EXERCISE GOAL: Go through the data and copy each line where the word "Date" shows up.

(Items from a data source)
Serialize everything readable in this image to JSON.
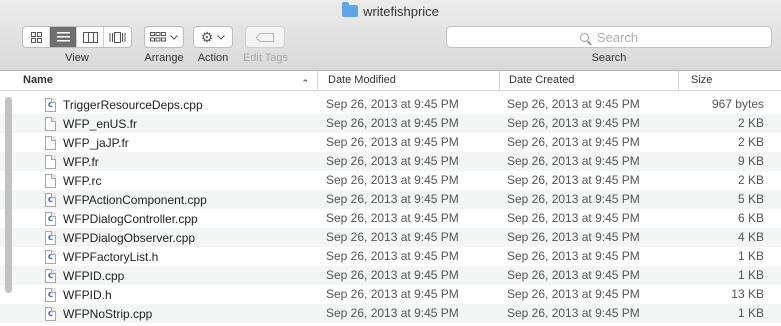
{
  "window": {
    "title": "writefishprice"
  },
  "toolbar": {
    "view_label": "View",
    "arrange_label": "Arrange",
    "action_label": "Action",
    "edit_tags_label": "Edit Tags",
    "search_placeholder": "Search",
    "search_label": "Search",
    "view_modes": [
      "icon",
      "list",
      "column",
      "cover-flow"
    ],
    "selected_view": "list"
  },
  "columns": {
    "name": "Name",
    "modified": "Date Modified",
    "created": "Date Created",
    "size": "Size"
  },
  "files": [
    {
      "name": "TriggerResourceDeps.cpp",
      "icon": "cpp-file-icon",
      "modified": "Sep 26, 2013 at 9:45 PM",
      "created": "Sep 26, 2013 at 9:45 PM",
      "size": "967 bytes"
    },
    {
      "name": "WFP_enUS.fr",
      "icon": "text-file-icon",
      "modified": "Sep 26, 2013 at 9:45 PM",
      "created": "Sep 26, 2013 at 9:45 PM",
      "size": "2 KB"
    },
    {
      "name": "WFP_jaJP.fr",
      "icon": "text-file-icon",
      "modified": "Sep 26, 2013 at 9:45 PM",
      "created": "Sep 26, 2013 at 9:45 PM",
      "size": "2 KB"
    },
    {
      "name": "WFP.fr",
      "icon": "text-file-icon",
      "modified": "Sep 26, 2013 at 9:45 PM",
      "created": "Sep 26, 2013 at 9:45 PM",
      "size": "9 KB"
    },
    {
      "name": "WFP.rc",
      "icon": "text-file-icon",
      "modified": "Sep 26, 2013 at 9:45 PM",
      "created": "Sep 26, 2013 at 9:45 PM",
      "size": "2 KB"
    },
    {
      "name": "WFPActionComponent.cpp",
      "icon": "cpp-file-icon",
      "modified": "Sep 26, 2013 at 9:45 PM",
      "created": "Sep 26, 2013 at 9:45 PM",
      "size": "5 KB"
    },
    {
      "name": "WFPDialogController.cpp",
      "icon": "cpp-file-icon",
      "modified": "Sep 26, 2013 at 9:45 PM",
      "created": "Sep 26, 2013 at 9:45 PM",
      "size": "6 KB"
    },
    {
      "name": "WFPDialogObserver.cpp",
      "icon": "cpp-file-icon",
      "modified": "Sep 26, 2013 at 9:45 PM",
      "created": "Sep 26, 2013 at 9:45 PM",
      "size": "4 KB"
    },
    {
      "name": "WFPFactoryList.h",
      "icon": "header-file-icon",
      "modified": "Sep 26, 2013 at 9:45 PM",
      "created": "Sep 26, 2013 at 9:45 PM",
      "size": "1 KB"
    },
    {
      "name": "WFPID.cpp",
      "icon": "cpp-file-icon",
      "modified": "Sep 26, 2013 at 9:45 PM",
      "created": "Sep 26, 2013 at 9:45 PM",
      "size": "1 KB"
    },
    {
      "name": "WFPID.h",
      "icon": "header-file-icon",
      "modified": "Sep 26, 2013 at 9:45 PM",
      "created": "Sep 26, 2013 at 9:45 PM",
      "size": "13 KB"
    },
    {
      "name": "WFPNoStrip.cpp",
      "icon": "cpp-file-icon",
      "modified": "Sep 26, 2013 at 9:45 PM",
      "created": "Sep 26, 2013 at 9:45 PM",
      "size": "1 KB"
    }
  ]
}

ANSWER TO THE PROBLEM:
    "modified": "Date Modified",
    "created": "Date Created",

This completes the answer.